In this thesis, a data-driven testing procedure for wind turbine generators is developed. The procedure generates a data set for a hardware-in-the-loop testing setup at a test facility. The goal is to shorten validation process, prevent damage from highly dangerous grid tests, and conduct different tests. The proposed procedure deploys a multivariate statistical model of the power grid derived from the wind farm's standpoint. A practical data set of an operational wind farm is available which is logged during the years of 2013 and 2014 for model identification and validation, respectively. The first step of modeling is deriving the model from the standpoint of an arbitrary wind turbine generator utilizing dynamic principal component analysis. The model is the transformed data samples into a new projected space, i.e. latent space, as the combination of the principal components and the scores. Then, we propose an algorithm that optimally extends the derived model from the data set of a wind turbine generator to the wind farm. The optimized principal components result in the modeling error less than 5% and the selected scores cover the variance of the data with probability higher than 95% among all generators in the wind farm. As the next step, the joint probability distribution of the scores is estimated and then transformed into the sample space. Having the joint probability distribution, two approaches are proposed in order to generate testing data; off-line and on-line. In the off-line approach the data is generated for a time interval in advance while the on-line approach uses the current information to generate the next sample. For both approaches, an algorithm is implemented based on Gibbs Sampler to draw samples randomly given the joint probability distribution. Finally, using the off-line approach a testing data set is generated.
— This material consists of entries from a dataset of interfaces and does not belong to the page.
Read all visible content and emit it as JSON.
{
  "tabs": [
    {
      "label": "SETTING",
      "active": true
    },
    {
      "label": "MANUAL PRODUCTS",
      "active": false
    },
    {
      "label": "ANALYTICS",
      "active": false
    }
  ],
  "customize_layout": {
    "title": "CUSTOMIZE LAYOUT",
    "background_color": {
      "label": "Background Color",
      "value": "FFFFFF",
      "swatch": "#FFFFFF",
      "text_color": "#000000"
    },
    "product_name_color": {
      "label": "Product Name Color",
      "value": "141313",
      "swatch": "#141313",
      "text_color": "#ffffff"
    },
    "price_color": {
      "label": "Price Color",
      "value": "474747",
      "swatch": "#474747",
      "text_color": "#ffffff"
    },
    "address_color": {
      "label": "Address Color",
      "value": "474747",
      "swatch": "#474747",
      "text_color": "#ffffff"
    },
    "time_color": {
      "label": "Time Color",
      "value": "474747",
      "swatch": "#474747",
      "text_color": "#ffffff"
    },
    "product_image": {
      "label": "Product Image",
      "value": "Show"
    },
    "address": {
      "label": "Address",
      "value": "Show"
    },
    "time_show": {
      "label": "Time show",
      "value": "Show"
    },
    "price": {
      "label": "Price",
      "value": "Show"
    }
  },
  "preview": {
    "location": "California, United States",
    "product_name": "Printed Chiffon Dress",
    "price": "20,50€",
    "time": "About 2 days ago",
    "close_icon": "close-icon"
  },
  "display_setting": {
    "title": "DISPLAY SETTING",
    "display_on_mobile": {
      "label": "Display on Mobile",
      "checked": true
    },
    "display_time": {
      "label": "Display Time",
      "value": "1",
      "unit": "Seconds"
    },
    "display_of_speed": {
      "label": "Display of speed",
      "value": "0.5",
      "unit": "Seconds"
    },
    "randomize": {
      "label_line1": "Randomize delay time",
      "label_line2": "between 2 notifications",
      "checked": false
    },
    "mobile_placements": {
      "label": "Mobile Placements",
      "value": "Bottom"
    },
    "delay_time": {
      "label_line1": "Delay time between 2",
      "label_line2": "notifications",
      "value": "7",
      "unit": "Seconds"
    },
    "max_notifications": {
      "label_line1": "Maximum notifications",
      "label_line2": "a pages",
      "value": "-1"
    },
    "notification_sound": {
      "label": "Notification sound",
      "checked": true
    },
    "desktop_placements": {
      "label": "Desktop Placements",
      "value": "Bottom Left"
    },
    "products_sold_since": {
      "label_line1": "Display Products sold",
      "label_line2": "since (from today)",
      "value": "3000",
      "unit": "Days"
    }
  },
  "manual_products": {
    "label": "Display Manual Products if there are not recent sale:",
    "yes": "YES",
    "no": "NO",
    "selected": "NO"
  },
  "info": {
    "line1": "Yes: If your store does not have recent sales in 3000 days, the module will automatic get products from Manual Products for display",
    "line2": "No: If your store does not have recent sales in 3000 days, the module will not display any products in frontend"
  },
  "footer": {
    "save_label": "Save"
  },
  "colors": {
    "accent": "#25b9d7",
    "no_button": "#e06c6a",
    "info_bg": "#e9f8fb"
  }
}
Comparing the testing data with the validation data (year 2014) using energy function method proves the validity of the generated data.
|Publication status||Published - 2017|